I lost my mind
I watched myself make up untrue stories in my head and became impatient because of my thoughts about “all the things that aren’t done.”
I felt overwhelmed.
I tried to change the situation and to control someone else.
I felt the urge to reduce my discomfort. It was an attempt to feel better.
We’re familiar with urges when it comes to things like weight management; trying to resist the urge to eat chocolate or to snack at night.
But we also have urges when it comes to other emotions and managing ourselves.
My actions were caused by my feelings of discomfort, with the intention to temporarily relieve my discomfort by changing the situation, or to control the other person.
Instead of taking responsibility for our thoughts and feelings, we often blame others when we’re not able to manage our own minds.
When we experience an urge caused by our thoughts and feelings we’re missing the opportunity to act with real intention and integrity.
Will this behavior produce the intended result?

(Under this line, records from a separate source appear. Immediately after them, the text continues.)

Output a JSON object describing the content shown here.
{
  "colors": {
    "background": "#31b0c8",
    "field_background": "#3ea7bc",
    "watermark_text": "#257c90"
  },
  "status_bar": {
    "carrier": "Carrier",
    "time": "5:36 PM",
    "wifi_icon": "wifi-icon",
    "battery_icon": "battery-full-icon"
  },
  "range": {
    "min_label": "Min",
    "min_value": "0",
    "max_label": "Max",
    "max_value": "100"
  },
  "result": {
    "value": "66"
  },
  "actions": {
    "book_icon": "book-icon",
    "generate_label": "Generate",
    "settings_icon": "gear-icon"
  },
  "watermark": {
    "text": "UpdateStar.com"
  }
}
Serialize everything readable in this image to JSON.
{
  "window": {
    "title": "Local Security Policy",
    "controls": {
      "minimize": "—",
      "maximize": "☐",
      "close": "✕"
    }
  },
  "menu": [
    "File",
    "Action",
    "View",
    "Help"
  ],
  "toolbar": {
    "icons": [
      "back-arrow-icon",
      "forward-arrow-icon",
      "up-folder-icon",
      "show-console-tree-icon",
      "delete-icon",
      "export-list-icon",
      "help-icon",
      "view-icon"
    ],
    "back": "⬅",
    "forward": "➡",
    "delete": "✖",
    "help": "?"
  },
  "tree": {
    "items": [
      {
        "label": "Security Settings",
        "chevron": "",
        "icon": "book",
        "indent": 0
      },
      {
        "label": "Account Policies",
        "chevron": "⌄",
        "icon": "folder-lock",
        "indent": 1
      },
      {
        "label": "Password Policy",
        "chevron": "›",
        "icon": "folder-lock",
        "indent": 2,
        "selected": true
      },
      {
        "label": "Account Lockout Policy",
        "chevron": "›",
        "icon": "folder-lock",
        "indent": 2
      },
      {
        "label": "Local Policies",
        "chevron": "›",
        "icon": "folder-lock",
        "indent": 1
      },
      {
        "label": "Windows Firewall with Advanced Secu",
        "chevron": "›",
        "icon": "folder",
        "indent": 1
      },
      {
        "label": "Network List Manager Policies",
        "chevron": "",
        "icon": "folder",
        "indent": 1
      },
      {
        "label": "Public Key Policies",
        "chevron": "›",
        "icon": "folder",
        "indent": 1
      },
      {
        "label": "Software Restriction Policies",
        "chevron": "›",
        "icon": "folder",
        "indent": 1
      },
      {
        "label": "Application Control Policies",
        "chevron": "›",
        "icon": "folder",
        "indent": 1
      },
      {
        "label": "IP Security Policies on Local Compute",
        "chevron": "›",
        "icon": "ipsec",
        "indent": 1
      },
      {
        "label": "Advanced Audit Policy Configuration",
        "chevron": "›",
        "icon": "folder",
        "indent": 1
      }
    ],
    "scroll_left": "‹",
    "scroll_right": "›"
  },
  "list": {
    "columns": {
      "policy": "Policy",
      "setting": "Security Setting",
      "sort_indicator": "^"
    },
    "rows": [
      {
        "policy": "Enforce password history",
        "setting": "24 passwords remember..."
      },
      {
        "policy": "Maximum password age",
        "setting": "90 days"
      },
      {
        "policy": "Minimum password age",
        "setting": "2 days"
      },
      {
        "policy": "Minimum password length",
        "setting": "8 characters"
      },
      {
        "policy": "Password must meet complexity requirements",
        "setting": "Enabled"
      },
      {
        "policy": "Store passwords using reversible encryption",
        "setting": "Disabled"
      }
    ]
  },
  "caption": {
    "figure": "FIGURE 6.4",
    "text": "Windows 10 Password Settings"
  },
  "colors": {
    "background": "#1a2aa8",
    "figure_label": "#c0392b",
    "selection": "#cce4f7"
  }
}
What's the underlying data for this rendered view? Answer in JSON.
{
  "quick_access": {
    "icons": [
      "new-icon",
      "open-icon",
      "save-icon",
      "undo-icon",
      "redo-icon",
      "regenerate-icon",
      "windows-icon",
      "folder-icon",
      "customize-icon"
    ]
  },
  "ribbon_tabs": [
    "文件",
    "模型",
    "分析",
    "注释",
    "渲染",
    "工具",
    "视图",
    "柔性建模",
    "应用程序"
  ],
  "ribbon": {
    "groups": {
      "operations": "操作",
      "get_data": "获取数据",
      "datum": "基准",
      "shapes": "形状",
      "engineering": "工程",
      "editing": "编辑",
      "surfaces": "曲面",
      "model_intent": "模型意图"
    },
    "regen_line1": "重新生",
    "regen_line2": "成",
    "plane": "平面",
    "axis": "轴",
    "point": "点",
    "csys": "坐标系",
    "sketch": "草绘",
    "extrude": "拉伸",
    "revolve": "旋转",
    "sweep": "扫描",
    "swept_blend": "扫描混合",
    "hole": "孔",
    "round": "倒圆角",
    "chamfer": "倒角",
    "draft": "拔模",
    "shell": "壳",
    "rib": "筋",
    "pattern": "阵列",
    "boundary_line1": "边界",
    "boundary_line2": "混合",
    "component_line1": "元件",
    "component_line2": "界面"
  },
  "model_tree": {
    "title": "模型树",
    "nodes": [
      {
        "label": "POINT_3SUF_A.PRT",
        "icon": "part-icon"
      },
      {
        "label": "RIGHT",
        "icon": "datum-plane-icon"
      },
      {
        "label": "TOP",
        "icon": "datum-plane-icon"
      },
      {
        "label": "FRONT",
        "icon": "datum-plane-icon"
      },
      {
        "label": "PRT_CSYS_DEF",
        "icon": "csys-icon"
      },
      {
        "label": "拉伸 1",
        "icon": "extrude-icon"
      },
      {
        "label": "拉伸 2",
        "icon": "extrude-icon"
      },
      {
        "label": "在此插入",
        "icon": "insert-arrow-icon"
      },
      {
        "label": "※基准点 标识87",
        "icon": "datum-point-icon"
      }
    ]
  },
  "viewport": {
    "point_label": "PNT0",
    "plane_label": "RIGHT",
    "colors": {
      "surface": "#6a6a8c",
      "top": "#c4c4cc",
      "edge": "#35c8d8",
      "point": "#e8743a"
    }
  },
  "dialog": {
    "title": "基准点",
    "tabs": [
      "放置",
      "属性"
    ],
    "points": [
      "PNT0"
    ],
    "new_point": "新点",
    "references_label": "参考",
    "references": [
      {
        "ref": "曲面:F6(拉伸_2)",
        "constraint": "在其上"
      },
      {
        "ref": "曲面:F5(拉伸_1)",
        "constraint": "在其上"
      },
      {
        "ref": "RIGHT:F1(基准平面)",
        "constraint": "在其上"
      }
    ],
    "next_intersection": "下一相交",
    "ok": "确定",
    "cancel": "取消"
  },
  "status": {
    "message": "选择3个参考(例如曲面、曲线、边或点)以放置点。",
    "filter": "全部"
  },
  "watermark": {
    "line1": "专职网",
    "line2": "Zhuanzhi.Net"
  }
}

Do you like how you showed up if it does?
Is this who you want to be?
How can we best act from integrity? â€” By watching our thoughts and feelings.
What are your emotional urges?
Instead of understanding what’s going on for us, we often seek fast, temporary relief from our feelings.
My “go-to” emotional urges are to feel disappointment ahead of time, to people please, to take on a victim mentality. (To name just a few 🙂 )
Watch and be aware of your urges. What are their negative or unintended consequences?
What to do
Be sure you are always in a place of compassion, understanding, and love, when learning about yourself. You cannot beat yourself up in an attempt to change.
Your mind likes to be efficient, so once it has thought the same patterns over and over again, it requires practice and skill to change.
If you’re trying to change your thought patterns, you’ll need to practice patience. You’re in a battle with your own mind, and when it’s you against your old patterns, you’re always going to lose unless you’re patient with yourself.
In order to understand ourselves better, we can take responsibility for our thoughts and practice new ways of thinking.